Last Night You Still Have to Reckon with the Space Above Your Head
posted by February 26 at 16:12 PMon
Mount Eerie, Y.A.C.H.T. - The Vera Project, 02/25/07
I’ve been watching Phil Elverum perform for the last seven or eight years as the Microphones/Mount Eerie, and not too much has changed in that time. Elverum has occasionally played with more than just an acoustic guitar and his own voice, but that’s sort of the standard, and it’s more than enough to communicate the spare beauty of his songs. Elverum remains a charmingly human performer, fumbling in between songs, bumping mics, forgetting his setlist, and just generally acting like it’s his first time up on a stage. It would feel contrived if Elverum didn’t seem to act that way all the time.
Lyrically, Elverum’s always grappled with the same material: nature, the universe, life, death, the nature of existence, and his own personal place in the world. It’s been interesting to watch his understanding of these things change incrementally onstage and on record over the years, shifting from hopeful wonder to cycles of death and rebirth and finally to his current Anacortes Zen-hermit phase, in which songs about sweeping the floor are really songs about trying to hug the whole of existence. Another thing has changed since his Microphones days: Instead of describing epic moments and ideas with equally expansive, multilayered songs, Elverum now tackles these subjects with simple, straightforward acoustic guitar.
By now, and especially around here, Elverum has developed a significant cult following that hangs on his every comic gesture and stammer, and tonight was no exception. When Elverum instructed the crowd to sing along on the refrain to “Human,” everyone enthusiastically did as he said. And really, the reason he has this following is because these moments he orchestrates feel honestly magical. There’s a kind of transcendent, communal spirit to singing along, hymn-like (Phil Elverum let slip during “Get off the Internet” that “there is no god” and everyone laughed a little nervously). I guess that’s the purpose of Elverum’s humble humor, to deflate the more potentially heavy existential moments—at one point he joked that it was so quiet you could hear his fog machine (itself something of a joke) “farting,” and then easy laughter broke the silent spell.

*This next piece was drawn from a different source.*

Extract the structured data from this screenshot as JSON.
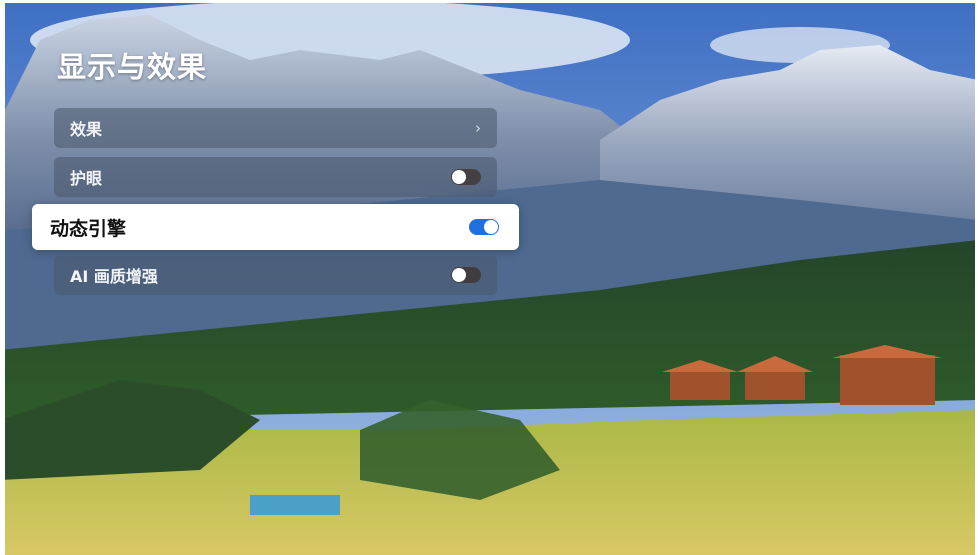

Elverum sang one song that seemed to be a sequal/continuation of the Microphones’ epic “Moon,” in which he gently made peace with the formerly troubling satellite, only for it to rebuke him with the warning that he would still have to “reckon with the space above [his] head.” It was a perfect self-referential moment, bringing together years of searching and questioning, and reveling in the unanswerability of everything.
Y.A.C.H.T. on the other hand revel in booty-moving beats, inspirational speechifying, and silly dancing, and he brought all of those things in bulk. The crowd was nuts, turning the Vera lobby into an impromptu disco. I’m pretty sure one of his songs used an interpolation of “Get Innocuous” off of LCD Soundsystem’s stellar new album, Sound of Silver, so bonus points for that. Y.A.C.H.T. doesn’t live that far away (neither does Elverum, really), so why isn’t he playing Seattle dance parties every month?